▶ **TASK GOAL**
Restating the records exactly is the whole task.

▶ **DATA SECTION**
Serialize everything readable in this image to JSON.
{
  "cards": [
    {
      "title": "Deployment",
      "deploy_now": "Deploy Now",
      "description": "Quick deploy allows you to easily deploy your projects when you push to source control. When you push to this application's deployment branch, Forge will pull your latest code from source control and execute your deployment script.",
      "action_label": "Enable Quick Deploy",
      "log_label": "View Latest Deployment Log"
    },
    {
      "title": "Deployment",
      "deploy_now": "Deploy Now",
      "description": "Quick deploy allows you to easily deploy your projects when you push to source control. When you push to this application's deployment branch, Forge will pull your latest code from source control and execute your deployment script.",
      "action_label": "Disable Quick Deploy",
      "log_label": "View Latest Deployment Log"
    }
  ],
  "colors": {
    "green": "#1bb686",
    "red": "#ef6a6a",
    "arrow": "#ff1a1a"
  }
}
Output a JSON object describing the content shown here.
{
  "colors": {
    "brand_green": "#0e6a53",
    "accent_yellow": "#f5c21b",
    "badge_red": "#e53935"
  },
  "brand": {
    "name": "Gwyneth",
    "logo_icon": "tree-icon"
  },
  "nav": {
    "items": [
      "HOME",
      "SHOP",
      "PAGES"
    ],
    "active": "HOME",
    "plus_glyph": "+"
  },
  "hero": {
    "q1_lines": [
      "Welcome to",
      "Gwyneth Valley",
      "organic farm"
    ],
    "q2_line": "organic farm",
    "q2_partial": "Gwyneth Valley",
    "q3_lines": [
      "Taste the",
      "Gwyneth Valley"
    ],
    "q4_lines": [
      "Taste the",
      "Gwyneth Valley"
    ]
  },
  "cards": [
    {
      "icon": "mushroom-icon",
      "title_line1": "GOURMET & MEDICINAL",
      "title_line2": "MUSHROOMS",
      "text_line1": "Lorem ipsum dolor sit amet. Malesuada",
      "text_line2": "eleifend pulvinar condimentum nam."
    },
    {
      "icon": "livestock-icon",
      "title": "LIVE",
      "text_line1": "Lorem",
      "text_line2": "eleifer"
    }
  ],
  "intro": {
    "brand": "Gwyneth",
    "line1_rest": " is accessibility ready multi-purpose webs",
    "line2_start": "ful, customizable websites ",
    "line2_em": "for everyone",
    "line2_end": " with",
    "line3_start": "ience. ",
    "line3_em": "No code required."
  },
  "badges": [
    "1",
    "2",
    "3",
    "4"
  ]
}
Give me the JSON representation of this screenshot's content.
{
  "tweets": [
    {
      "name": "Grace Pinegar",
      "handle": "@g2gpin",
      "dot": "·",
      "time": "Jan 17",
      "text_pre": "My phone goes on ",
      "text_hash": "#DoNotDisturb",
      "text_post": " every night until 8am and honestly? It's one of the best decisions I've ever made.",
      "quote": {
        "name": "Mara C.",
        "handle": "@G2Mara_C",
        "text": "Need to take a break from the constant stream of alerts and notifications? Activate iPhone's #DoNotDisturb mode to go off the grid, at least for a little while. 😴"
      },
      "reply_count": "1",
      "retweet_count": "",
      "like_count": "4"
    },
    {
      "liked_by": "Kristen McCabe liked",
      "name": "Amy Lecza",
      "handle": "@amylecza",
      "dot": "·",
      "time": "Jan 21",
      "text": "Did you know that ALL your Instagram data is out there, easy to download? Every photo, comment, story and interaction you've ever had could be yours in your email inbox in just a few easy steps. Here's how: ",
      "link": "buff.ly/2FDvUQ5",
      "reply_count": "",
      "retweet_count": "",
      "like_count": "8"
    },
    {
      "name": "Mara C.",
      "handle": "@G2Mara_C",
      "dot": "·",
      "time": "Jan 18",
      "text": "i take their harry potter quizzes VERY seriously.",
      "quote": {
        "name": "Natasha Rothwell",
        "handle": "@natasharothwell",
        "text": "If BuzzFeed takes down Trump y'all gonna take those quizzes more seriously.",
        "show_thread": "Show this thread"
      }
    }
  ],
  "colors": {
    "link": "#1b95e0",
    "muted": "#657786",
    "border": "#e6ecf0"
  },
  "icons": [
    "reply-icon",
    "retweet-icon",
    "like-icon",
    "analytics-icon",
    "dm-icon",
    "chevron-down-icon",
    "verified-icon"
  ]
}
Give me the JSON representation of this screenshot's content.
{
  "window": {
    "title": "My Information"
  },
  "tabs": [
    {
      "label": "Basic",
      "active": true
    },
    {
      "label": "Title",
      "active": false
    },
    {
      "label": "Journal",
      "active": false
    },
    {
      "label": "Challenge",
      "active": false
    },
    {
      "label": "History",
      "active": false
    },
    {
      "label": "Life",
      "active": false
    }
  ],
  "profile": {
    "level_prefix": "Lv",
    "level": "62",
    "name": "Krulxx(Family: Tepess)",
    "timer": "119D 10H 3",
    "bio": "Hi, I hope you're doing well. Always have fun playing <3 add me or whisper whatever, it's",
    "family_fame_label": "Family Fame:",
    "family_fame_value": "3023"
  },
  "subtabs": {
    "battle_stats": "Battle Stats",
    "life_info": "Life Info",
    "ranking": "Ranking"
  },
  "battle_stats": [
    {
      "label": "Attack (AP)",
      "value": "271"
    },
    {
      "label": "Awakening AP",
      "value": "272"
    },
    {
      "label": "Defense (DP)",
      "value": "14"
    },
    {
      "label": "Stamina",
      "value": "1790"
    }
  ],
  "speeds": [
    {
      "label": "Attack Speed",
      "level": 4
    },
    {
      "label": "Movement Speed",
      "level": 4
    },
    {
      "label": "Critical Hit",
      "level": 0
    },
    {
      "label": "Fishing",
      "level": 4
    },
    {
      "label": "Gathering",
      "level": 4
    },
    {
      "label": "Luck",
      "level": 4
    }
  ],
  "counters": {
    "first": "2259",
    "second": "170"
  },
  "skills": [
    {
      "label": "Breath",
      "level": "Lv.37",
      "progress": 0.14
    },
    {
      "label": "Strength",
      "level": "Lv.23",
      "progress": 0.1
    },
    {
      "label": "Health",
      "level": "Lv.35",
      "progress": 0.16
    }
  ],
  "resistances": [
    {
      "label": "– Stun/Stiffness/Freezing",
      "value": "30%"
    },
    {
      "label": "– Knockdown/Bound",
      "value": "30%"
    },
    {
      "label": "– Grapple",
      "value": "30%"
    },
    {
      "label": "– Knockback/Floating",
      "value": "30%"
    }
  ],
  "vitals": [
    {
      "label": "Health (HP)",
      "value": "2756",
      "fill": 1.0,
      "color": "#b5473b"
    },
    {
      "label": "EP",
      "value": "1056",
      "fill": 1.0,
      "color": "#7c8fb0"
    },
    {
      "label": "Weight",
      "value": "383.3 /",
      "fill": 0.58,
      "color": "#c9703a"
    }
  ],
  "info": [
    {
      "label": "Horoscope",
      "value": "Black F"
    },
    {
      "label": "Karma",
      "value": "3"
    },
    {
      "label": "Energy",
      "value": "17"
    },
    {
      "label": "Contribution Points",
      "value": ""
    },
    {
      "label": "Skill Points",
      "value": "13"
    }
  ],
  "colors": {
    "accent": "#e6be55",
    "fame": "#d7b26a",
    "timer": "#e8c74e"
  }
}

▶ **EXPECTED ANSWER**
Serialize everything readable in this image to JSON.
{
  "cards": [
    {
      "title": "Deployment",
      "deploy_now": "Deploy Now",
      "description": "Quick deploy allows you to easily deploy your projects when you push to source control. When you push to this application's deployment branch, Forge will pull your latest code from source control and execute your deployment script.",
      "action_label": "Enable Quick Deploy",
      "log_label": "View Latest Deployment Log"
    },
    {
      "title": "Deployment",
      "deploy_now": "Deploy Now",
      "description": "Quick deploy allows you to easily deploy your projects when you push to source control. When you push to this application's deployment branch, Forge will pull your latest code from source control and execute your deployment script.",
      "action_label": "Disable Quick Deploy",
      "log_label": "View Latest Deployment Log"
    }
  ],
  "colors": {
    "green": "#1bb686",
    "red": "#ef6a6a",
    "arrow": "#ff1a1a"
  }
}
Output a JSON object describing the content shown here.
{
  "colors": {
    "brand_green": "#0e6a53",
    "accent_yellow": "#f5c21b",
    "badge_red": "#e53935"
  },
  "brand": {
    "name": "Gwyneth",
    "logo_icon": "tree-icon"
  },
  "nav": {
    "items": [
      "HOME",
      "SHOP",
      "PAGES"
    ],
    "active": "HOME",
    "plus_glyph": "+"
  },
  "hero": {
    "q1_lines": [
      "Welcome to",
      "Gwyneth Valley",
      "organic farm"
    ],
    "q2_line": "organic farm",
    "q2_partial": "Gwyneth Valley",
    "q3_lines": [
      "Taste the",
      "Gwyneth Valley"
    ],
    "q4_lines": [
      "Taste the",
      "Gwyneth Valley"
    ]
  },
  "cards": [
    {
      "icon": "mushroom-icon",
      "title_line1": "GOURMET & MEDICINAL",
      "title_line2": "MUSHROOMS",
      "text_line1": "Lorem ipsum dolor sit amet. Malesuada",
      "text_line2": "eleifend pulvinar condimentum nam."
    },
    {
      "icon": "livestock-icon",
      "title": "LIVE",
      "text_line1": "Lorem",
      "text_line2": "eleifer"
    }
  ],
  "intro": {
    "brand": "Gwyneth",
    "line1_rest": " is accessibility ready multi-purpose webs",
    "line2_start": "ful, customizable websites ",
    "line2_em": "for everyone",
    "line2_end": " with",
    "line3_start": "ience. ",
    "line3_em": "No code required."
  },
  "badges": [
    "1",
    "2",
    "3",
    "4"
  ]
}
Give me the JSON representation of this screenshot's content.
{
  "tweets": [
    {
      "name": "Grace Pinegar",
      "handle": "@g2gpin",
      "dot": "·",
      "time": "Jan 17",
      "text_pre": "My phone goes on ",
      "text_hash": "#DoNotDisturb",
      "text_post": " every night until 8am and honestly? It's one of the best decisions I've ever made.",
      "quote": {
        "name": "Mara C.",
        "handle": "@G2Mara_C",
        "text": "Need to take a break from the constant stream of alerts and notifications? Activate iPhone's #DoNotDisturb mode to go off the grid, at least for a little while. 😴"
      },
      "reply_count": "1",
      "retweet_count": "",
      "like_count": "4"
    },
    {
      "liked_by": "Kristen McCabe liked",
      "name": "Amy Lecza",
      "handle": "@amylecza",
      "dot": "·",
      "time": "Jan 21",
      "text": "Did you know that ALL your Instagram data is out there, easy to download? Every photo, comment, story and interaction you've ever had could be yours in your email inbox in just a few easy steps. Here's how: ",
      "link": "buff.ly/2FDvUQ5",
      "reply_count": "",
      "retweet_count": "",
      "like_count": "8"
    },
    {
      "name": "Mara C.",
      "handle": "@G2Mara_C",
      "dot": "·",
      "time": "Jan 18",
      "text": "i take their harry potter quizzes VERY seriously.",
      "quote": {
        "name": "Natasha Rothwell",
        "handle": "@natasharothwell",
        "text": "If BuzzFeed takes down Trump y'all gonna take those quizzes more seriously.",
        "show_thread": "Show this thread"
      }
    }
  ],
  "colors": {
    "link": "#1b95e0",
    "muted": "#657786",
    "border": "#e6ecf0"
  },
  "icons": [
    "reply-icon",
    "retweet-icon",
    "like-icon",
    "analytics-icon",
    "dm-icon",
    "chevron-down-icon",
    "verified-icon"
  ]
}
Give me the JSON representation of this screenshot's content.
{
  "window": {
    "title": "My Information"
  },
  "tabs": [
    {
      "label": "Basic",
      "active": true
    },
    {
      "label": "Title",
      "active": false
    },
    {
      "label": "Journal",
      "active": false
    },
    {
      "label": "Challenge",
      "active": false
    },
    {
      "label": "History",
      "active": false
    },
    {
      "label": "Life",
      "active": false
    }
  ],
  "profile": {
    "level_prefix": "Lv",
    "level": "62",
    "name": "Krulxx(Family: Tepess)",
    "timer": "119D 10H 3",
    "bio": "Hi, I hope you're doing well. Always have fun playing <3 add me or whisper whatever, it's",
    "family_fame_label": "Family Fame:",
    "family_fame_value": "3023"
  },
  "subtabs": {
    "battle_stats": "Battle Stats",
    "life_info": "Life Info",
    "ranking": "Ranking"
  },
  "battle_stats": [
    {
      "label": "Attack (AP)",
      "value": "271"
    },
    {
      "label": "Awakening AP",
      "value": "272"
    },
    {
      "label": "Defense (DP)",
      "value": "14"
    },
    {
      "label": "Stamina",
      "value": "1790"
    }
  ],
  "speeds": [
    {
      "label": "Attack Speed",
      "level": 4
    },
    {
      "label": "Movement Speed",
      "level": 4
    },
    {
      "label": "Critical Hit",
      "level": 0
    },
    {
      "label": "Fishing",
      "level": 4
    },
    {
      "label": "Gathering",
      "level": 4
    },
    {
      "label": "Luck",
      "level": 4
    }
  ],
  "counters": {
    "first": "2259",
    "second": "170"
  },
  "skills": [
    {
      "label": "Breath",
      "level": "Lv.37",
      "progress": 0.14
    },
    {
      "label": "Strength",
      "level": "Lv.23",
      "progress": 0.1
    },
    {
      "label": "Health",
      "level": "Lv.35",
      "progress": 0.16
    }
  ],
  "resistances": [
    {
      "label": "– Stun/Stiffness/Freezing",
      "value": "30%"
    },
    {
      "label": "– Knockdown/Bound",
      "value": "30%"
    },
    {
      "label": "– Grapple",
      "value": "30%"
    },
    {
      "label": "– Knockback/Floating",
      "value": "30%"
    }
  ],
  "vitals": [
    {
      "label": "Health (HP)",
      "value": "2756",
      "fill": 1.0,
      "color": "#b5473b"
    },
    {
      "label": "EP",
      "value": "1056",
      "fill": 1.0,
      "color": "#7c8fb0"
    },
    {
      "label": "Weight",
      "value": "383.3 /",
      "fill": 0.58,
      "color": "#c9703a"
    }
  ],
  "info": [
    {
      "label": "Horoscope",
      "value": "Black F"
    },
    {
      "label": "Karma",
      "value": "3"
    },
    {
      "label": "Energy",
      "value": "17"
    },
    {
      "label": "Contribution Points",
      "value": ""
    },
    {
      "label": "Skill Points",
      "value": "13"
    }
  ],
  "colors": {
    "accent": "#e6be55",
    "fame": "#d7b26a",
    "timer": "#e8c74e"
  }
}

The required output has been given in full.